When you think about Drivers Ed what is the first thing that comes to mind? The fear and sheer shock that goes along with your kid being able to drive? The excitement that comes from being behind the wheel and showing your friends your skills? The stress of all of the little things they teach you in the classroom and behind the wheel and the added stress of realizing that is only a very small fraction of what you actually need to know. One thing they do teach you, in small towns in Wisconsin anyway, is how to recovery when you start sliding on ice. In the Drivers Ed car on a back road, while driving at a fairly slow rate of speed, the instructor would pull the emergency break without warning causing the car to slide sideways. He would then calmly instruct you to look where you want the car to go and steer to that location. Starting to slide, panicking in your head while listening to the calming voice, and recovering the car to carry on your merry way brought on all the fear, shock, stress, and excitement you could handle.
Now I’ll be honest, I was not a good driver in the beginning. I didn’t care for it, was not great at it, had a decent sized group of friends and an older sister that could get me where I needed to be so I put off getting my license. I didn’t put it off for a crazy long time, only a year or so max, but I definitely wasn’t a kid who was chomping at the bit of ‘freedom’ with my license.
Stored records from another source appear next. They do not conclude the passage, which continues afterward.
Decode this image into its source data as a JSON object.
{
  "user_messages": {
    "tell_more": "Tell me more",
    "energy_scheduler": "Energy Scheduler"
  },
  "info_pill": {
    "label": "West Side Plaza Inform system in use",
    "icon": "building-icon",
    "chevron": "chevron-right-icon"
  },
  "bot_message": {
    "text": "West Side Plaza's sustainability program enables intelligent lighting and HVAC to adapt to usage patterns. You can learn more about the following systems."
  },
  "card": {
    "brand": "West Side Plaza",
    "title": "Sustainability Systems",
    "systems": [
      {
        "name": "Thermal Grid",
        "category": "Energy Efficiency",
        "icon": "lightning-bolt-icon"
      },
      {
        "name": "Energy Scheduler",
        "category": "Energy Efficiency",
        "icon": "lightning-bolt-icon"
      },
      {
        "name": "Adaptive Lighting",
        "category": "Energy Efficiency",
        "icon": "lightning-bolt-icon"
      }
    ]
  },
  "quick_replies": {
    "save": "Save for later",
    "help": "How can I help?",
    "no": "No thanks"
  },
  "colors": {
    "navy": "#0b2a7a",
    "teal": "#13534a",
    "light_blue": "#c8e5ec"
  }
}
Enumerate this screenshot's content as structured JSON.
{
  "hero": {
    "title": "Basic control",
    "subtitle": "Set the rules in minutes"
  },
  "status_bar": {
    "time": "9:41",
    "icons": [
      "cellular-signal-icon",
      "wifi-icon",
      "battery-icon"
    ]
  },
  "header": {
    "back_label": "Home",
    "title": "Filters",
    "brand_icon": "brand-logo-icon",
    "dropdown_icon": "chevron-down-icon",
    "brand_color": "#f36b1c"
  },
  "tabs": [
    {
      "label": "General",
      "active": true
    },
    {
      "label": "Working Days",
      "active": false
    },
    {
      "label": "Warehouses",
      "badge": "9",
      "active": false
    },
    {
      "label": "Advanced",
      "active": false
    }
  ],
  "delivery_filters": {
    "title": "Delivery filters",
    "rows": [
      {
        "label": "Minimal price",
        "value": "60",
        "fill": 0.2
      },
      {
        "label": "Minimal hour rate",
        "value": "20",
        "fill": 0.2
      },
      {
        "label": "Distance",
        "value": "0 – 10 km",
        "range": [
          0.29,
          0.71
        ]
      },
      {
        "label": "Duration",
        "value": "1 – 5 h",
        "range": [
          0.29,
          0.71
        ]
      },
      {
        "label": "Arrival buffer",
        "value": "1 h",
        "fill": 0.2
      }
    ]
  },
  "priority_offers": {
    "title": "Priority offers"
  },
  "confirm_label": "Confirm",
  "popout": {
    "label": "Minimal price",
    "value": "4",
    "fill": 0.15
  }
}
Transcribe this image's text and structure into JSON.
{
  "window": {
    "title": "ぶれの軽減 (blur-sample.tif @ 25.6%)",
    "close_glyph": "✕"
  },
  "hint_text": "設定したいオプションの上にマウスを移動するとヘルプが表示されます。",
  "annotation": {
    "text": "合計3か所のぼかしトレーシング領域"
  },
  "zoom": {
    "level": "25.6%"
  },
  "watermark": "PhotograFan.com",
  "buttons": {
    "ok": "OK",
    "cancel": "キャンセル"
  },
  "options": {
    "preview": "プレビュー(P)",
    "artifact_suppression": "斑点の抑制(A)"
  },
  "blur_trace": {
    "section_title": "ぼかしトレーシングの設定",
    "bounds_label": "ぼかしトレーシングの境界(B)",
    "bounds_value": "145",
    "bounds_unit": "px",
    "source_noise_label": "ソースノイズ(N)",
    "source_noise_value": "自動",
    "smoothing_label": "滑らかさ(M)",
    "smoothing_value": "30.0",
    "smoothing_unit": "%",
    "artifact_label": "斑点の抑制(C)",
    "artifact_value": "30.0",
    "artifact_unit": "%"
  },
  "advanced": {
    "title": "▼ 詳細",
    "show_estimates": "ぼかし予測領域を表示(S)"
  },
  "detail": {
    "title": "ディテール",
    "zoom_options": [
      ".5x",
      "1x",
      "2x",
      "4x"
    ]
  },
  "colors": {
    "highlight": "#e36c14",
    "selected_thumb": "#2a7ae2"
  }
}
That meant that I spent a lot of time riding with friends reflecting on what we all learned and how they applied it. (I say reflecting now but lets face it I was 16, it was judgement.) One thing that frequently stood out to me was that no one seemed to heed the advice of the instructor to look where you want to go. If there was ice, they looked at the ice and where we could end up, if there was a deer they stared into the trees looking for more, if there was traffic they got focused and stressed by the cars immediately around them. People always seemed to be looking at the problem at hand or worse yet, what could go wrong in the situation. It was more than just looking too. I mean, I know you’re supposed to be aware of the hazards obviously. You slow down for icy and snowy roads, you scan the ditches for deer, you drive defensively in traffic, yup all of that but you don’t have to focus on it to be aware of it.
It will come as no surprise that I think of that advice often, many years later, and how it applies to life in general. There have been far too many times in life that I have been focused on what isn’t working in my career, in my relationships, health, or faith. I have looked so hard at the problem that I missed all of the solutions that are sitting just outside of that one point. Couple with that, many times I didn’t even know where it was I wanted to go (I just knew I wasn’t happy) and you’re really in for a tailspin. I mean, if you don’t know where you’re intending to be, how can you do anything but stare at the problem, hazard, pain, (insert whatever word makes the most sense to you)? In a car that part is easy, the road is literally laid out for you, but in life, you have to pick your own path.
Let’s consider another example a little more recent. Not terribly long ago I was stuck in a job that wasn’t so bad but I was pretty over it. I was working a lot of hours on a job that wasn’t challenging but just had a lot to do and I knew there was more I could offer. Over the years since I had gotten in the groove there I had started looking to advance, not knowing what I wanted to do just that I didn’t want to do that. I didn’t want to be on the phone all the time. I didn’t want to be the recipient of all the changes without a voice. I didn’t want to be yelled at for things outside of my control. I started applying out to anything and everything that came available and made the same or more money than I was making. Getting into those interviews I talked a lot about what I could do in my old job but that it was terrible and why I didn’t like it. Not a one of those people was going to hire me and that made me start to panic and look outside the organization. I was essentially doubling down on my focus on the hazards and the negatives. It wasn’t until I decided where I wanted to be and started to explain how my skills could benefit that role that I found my right next step and was hired.
So yes, be aware of the problems, the negatives, the things you would change if you could but don’t focus there. Just be aware enough to support you in developing your road, where you want to go and how to get there. Then, when you start to feel things sliding, when you hear that panicked chatter in your head, listen instead for the calm voice, look where you want to go, and steer yourself to that location.